The bill includes:

  • $15 billion of a $30 billion request from President Trump for extra funding for defense programs and combat operations
  • $1.2 billion in additional funding for border security, which was part of a $3 billion request from Trump
  • Nearly $296 million to plug an emergency budget shortfall in Puerto Rico so that the U.S. territory will not run out of Medicaid funding this year
  • More than $1 billion for a permanent extension of health insurance benefits for retired union mine workers and their families
  • $8.1 billion in disaster relief for states hit hard by floods, wildfires and other disasters in 2015 and 2016, including California, Louisiana, North Carolina and West Virginia
  • $2 billion in additional funding for medical research at the National Institutes of Health
  • Year-round Pell grants to provide 1 million college students with an additional average award of $1,650 to help pay for tuition
  • $990 million in additional humanitarian aid to boost global famine-relief efforts
  • $68 million to reimburse New York and Florida law enforcement agencies for the costs of helping the Secret Service protect Trump and his family when they are at Trump Tower in New York City or at the Mar-a-Lago estate in Florida
  • $407 million in additional funds to fight wildfires
  • $100 more to fight opioid addiction
  • A provision by California lawmakers to prevent the Department of Justice from spending any money to interfere with state medical marijuana laws

The bill does NOT include:

  • Trump's request for $1.4 billion to begin construction of a wall on the U.S.-Mexico border
  • Trump's request to cut non-defense spending by $18 billion
  • Defunding Planned Parenthood
  • Extra funding to hire more Immigration and Customs Enforcement agents
  • Restricting so-called sanctuary cities from receiving federal grants.
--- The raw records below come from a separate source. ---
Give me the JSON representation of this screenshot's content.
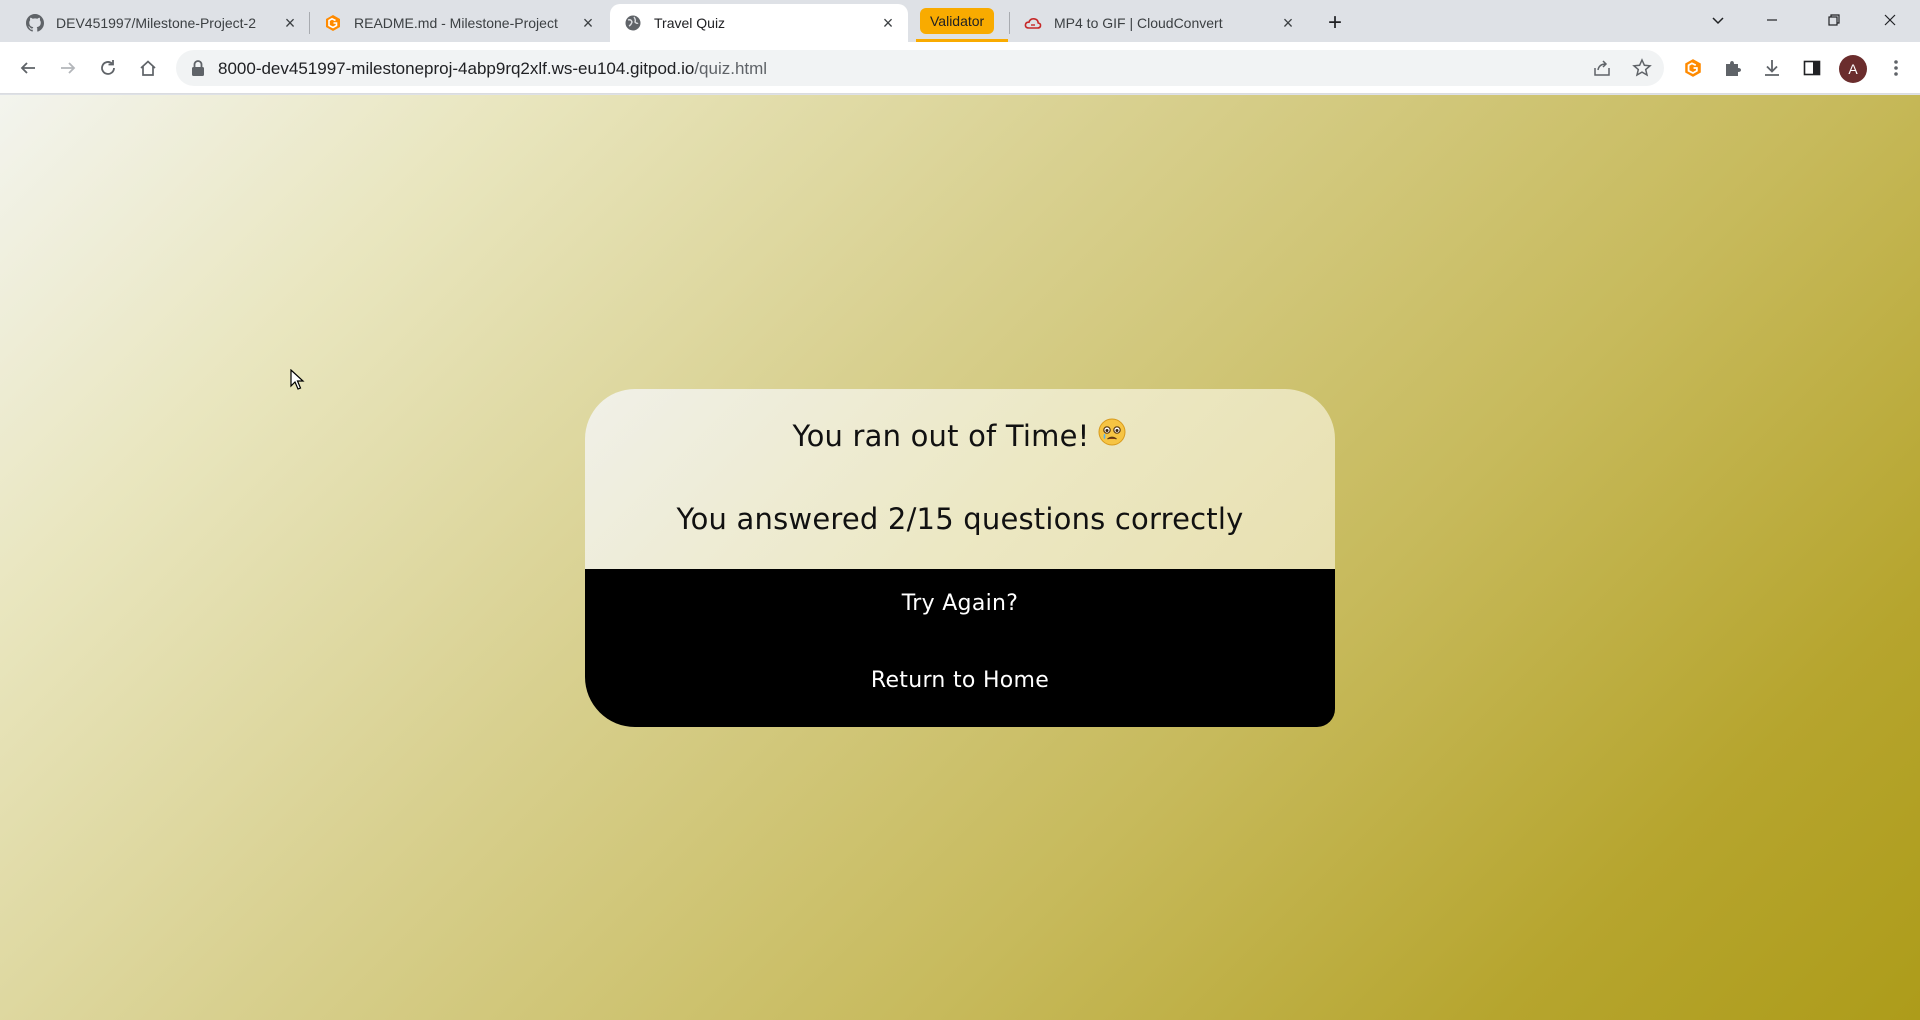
{
  "tabs": [
    {
      "title": "DEV451997/Milestone-Project-2",
      "favicon": "github-icon"
    },
    {
      "title": "README.md - Milestone-Project",
      "favicon": "gitpod-icon"
    },
    {
      "title": "Travel Quiz",
      "favicon": "globe-icon",
      "active": true
    },
    {
      "title": "MP4 to GIF | CloudConvert",
      "favicon": "cloudconvert-icon"
    }
  ],
  "tab_group": {
    "label": "Validator",
    "color": "#f9ab00"
  },
  "address_bar": {
    "host": "8000-dev451997-milestoneproj-4abp9rq2xlf.ws-eu104.gitpod.io",
    "path": "/quiz.html"
  },
  "profile": {
    "initial": "A"
  },
  "result_card": {
    "message": "You ran out of Time!",
    "score_text": "You answered 2/15 questions correctly",
    "try_again_label": "Try Again?",
    "home_label": "Return to Home"
  },
  "colors": {
    "accent": "#f9ab00",
    "card_bottom": "#000000",
    "page_gradient_end": "#ad9c1a"
  }
}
These cities protect some undocumented immigrants from deportation.
  • Any provisions that would have undermined the Affordable Care Act, better known as Obamacare
  • Dismantling consumer protections created by the Dodd-Frank Wall Street Reform and Consumer Protection Act of 2010